Health Care Expert Applauds NCQA for Developing New Quality Measures for Accountable Care Organizations with Consumer Input

Current Draft Reflects Patient-Centered Vision for New Health Care Model

WASHINGTON, D.C. — October 19, 2010 — This week the National Committee for Quality Assurance (NCQA) released draft criteria for Accountable Care Organizations (ACOs), a promising new model of health care delivery. A statement from Kirsten Sloan, Vice President of the National Partnership for Women & Families, follows. Sloan sits on the NCQA panel of experts responsible for developing the draft criteria.

“We applaud NCQA’s commitment to drafting these standards with consumer input and we are extremely encouraged that the draft standards currently reflect many of the needs of patients particularly those with multiple chronic conditions and their families.

ACOs are new provider-based models of health care delivery that seek to meet the health care needs of a defined population. This new model has the potential to improve the way care is delivered, but only if ACOs are designed and built in ways that result in truly patient-centered care. The NCQA standards were developed with the guidance of a multi-stakeholder task force, including representation from consumers and patients, which is key to making sure ACOs are patient- and family-centered.

NCQA now seeks public comment on the draft criteria, creating another important opportunity for consumer input.”

The National Partnership for Women & Families is a non-profit, non-partisan advocacy group dedicated to promoting fairness in the workplace, access to quality health care and policies that help women and men meet the dual demands of work and family.


The Campaign for Better Care is working to protect vulnerable older patients with multiple health problems and ensure they can access well-coordinated, quality health care.
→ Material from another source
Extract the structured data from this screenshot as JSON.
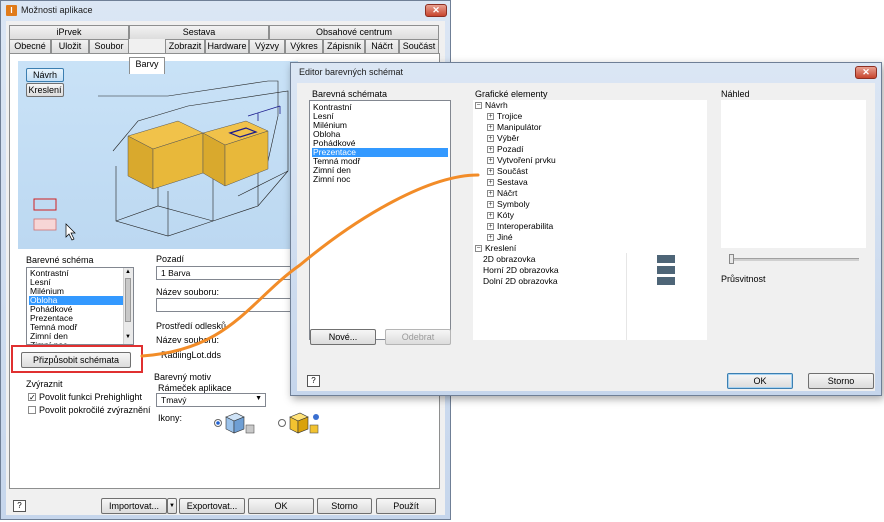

The Campaign for Better Care is led by the National Partnership for Women & Families, Community Catalyst, The Leadership Conference on Civil and Human Rights, and the National Health Law Program — and funded by The Atlantic Philanthropies.